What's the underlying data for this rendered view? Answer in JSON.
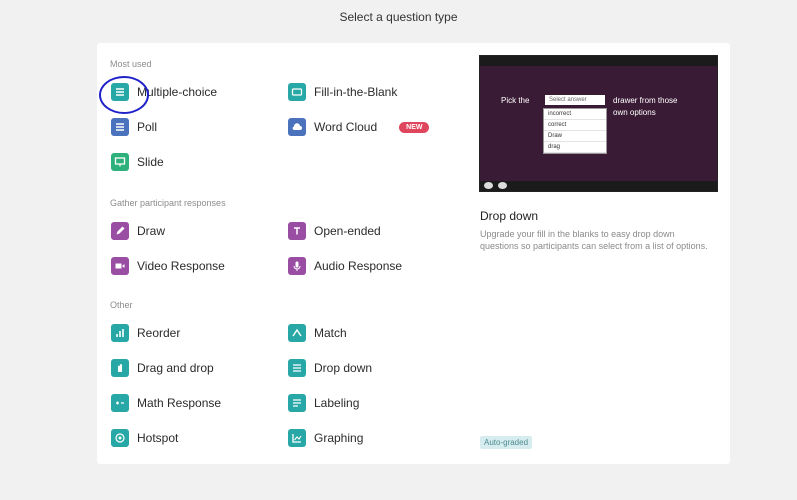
{
  "page": {
    "title": "Select a question type"
  },
  "sections": {
    "most_used": "Most used",
    "gather": "Gather participant responses",
    "other": "Other"
  },
  "items": {
    "multiple_choice": "Multiple-choice",
    "fill_blank": "Fill-in-the-Blank",
    "poll": "Poll",
    "word_cloud": "Word Cloud",
    "slide": "Slide",
    "draw": "Draw",
    "open_ended": "Open-ended",
    "video_response": "Video Response",
    "audio_response": "Audio Response",
    "reorder": "Reorder",
    "match": "Match",
    "drag_drop": "Drag and drop",
    "drop_down": "Drop down",
    "math_response": "Math Response",
    "labeling": "Labeling",
    "hotspot": "Hotspot",
    "graphing": "Graphing"
  },
  "badges": {
    "new": "NEW",
    "auto_graded": "Auto-graded"
  },
  "preview": {
    "text_left": "Pick the",
    "text_right": "drawer from those",
    "text_right2": "own options",
    "select_value": "Select answer",
    "options": [
      "incorrect",
      "correct",
      "Draw",
      "drag"
    ],
    "title": "Drop down",
    "description": "Upgrade your fill in the blanks to easy drop down questions so participants can select from a list of options."
  },
  "colors": {
    "teal": "#27a8a6",
    "blue": "#4a72bd",
    "green": "#2eb07b",
    "purple": "#9a4ea3",
    "badge_new": "#e0455e",
    "annotation_circle": "#1f22c8"
  }
}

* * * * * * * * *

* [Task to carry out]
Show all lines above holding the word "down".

* [Your response]
    "drop_down": "Drop down",
    "title": "Drop down",
    "description": "Upgrade your fill in the blanks to easy drop down questions so participants can select from a list of options."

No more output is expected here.